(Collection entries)
________________________

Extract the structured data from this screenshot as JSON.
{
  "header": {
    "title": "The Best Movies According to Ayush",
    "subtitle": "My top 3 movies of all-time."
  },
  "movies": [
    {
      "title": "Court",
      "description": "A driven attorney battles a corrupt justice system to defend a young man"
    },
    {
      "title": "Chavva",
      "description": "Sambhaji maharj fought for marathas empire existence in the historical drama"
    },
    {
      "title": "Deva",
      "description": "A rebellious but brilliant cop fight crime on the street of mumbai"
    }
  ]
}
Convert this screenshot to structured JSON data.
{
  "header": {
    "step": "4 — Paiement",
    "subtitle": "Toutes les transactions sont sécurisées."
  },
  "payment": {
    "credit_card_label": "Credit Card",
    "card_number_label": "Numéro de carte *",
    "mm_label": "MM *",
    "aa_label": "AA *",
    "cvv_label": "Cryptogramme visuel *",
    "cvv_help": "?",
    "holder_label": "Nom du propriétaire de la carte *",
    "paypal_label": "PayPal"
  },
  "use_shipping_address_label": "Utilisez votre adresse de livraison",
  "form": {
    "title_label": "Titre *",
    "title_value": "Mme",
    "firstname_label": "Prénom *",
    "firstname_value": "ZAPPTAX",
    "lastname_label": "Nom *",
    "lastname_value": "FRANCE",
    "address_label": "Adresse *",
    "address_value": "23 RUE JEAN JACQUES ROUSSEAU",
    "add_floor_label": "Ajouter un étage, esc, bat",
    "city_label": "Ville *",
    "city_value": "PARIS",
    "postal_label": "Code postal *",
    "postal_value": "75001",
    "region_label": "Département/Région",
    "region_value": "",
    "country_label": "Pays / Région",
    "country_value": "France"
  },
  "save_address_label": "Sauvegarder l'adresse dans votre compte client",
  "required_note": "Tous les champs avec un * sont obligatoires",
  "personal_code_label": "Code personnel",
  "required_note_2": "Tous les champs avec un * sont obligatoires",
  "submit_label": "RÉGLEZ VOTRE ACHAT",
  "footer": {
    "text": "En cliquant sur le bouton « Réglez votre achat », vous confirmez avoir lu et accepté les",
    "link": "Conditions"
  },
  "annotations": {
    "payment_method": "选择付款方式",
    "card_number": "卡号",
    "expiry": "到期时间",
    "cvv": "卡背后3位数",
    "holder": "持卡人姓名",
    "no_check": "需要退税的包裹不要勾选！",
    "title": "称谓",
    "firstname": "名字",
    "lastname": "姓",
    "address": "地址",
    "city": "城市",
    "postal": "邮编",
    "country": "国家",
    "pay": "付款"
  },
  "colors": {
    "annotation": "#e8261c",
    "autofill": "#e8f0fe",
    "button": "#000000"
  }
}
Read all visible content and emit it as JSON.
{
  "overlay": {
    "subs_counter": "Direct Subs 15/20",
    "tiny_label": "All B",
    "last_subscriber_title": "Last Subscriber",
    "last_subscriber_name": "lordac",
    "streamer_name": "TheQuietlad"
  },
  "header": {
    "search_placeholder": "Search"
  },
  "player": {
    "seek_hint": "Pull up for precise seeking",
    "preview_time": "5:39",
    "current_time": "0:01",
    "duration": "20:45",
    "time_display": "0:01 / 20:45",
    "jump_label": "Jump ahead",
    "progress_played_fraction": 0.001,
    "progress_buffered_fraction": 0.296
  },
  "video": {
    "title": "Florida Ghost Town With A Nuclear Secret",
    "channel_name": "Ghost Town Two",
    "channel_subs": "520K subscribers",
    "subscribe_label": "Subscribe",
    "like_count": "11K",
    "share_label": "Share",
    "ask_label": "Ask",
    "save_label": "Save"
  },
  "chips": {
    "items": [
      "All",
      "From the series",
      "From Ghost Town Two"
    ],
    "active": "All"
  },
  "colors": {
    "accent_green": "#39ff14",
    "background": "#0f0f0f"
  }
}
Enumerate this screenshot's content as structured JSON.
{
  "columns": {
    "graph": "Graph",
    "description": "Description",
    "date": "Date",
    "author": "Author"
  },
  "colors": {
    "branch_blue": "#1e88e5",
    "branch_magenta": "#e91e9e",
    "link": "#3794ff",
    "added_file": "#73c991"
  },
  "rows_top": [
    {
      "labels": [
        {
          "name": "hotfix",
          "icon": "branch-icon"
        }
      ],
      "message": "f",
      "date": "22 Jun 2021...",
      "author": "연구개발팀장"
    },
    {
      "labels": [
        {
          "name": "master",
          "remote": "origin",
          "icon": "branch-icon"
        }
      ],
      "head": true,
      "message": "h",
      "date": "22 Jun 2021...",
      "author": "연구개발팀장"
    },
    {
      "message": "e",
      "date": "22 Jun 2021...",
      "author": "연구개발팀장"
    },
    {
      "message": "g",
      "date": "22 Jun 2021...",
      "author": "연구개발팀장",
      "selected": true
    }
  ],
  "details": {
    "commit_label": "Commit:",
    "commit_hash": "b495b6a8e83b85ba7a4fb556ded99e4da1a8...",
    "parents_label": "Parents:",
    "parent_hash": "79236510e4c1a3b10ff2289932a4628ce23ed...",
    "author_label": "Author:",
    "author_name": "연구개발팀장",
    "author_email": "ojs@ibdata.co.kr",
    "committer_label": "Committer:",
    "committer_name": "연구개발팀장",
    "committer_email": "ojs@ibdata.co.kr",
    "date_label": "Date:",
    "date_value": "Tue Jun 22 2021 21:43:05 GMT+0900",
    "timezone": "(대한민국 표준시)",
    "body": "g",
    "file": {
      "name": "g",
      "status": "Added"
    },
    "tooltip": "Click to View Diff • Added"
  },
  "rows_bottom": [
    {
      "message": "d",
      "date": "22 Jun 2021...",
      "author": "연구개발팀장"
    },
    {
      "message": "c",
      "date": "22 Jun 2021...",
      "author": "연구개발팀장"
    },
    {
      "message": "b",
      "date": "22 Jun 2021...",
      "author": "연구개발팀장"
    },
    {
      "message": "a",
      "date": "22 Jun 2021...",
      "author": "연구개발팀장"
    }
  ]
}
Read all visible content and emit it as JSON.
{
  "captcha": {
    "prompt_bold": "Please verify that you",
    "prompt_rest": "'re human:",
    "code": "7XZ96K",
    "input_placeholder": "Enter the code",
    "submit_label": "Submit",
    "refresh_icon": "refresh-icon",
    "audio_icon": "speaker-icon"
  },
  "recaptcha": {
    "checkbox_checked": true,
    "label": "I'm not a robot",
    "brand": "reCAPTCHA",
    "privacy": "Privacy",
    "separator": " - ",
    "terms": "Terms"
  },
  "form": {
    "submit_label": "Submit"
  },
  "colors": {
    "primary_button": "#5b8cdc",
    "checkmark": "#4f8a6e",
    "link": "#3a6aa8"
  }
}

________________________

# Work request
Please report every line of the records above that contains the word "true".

# Your solution
      "head": true,
      "selected": true
    "checkbox_checked": true,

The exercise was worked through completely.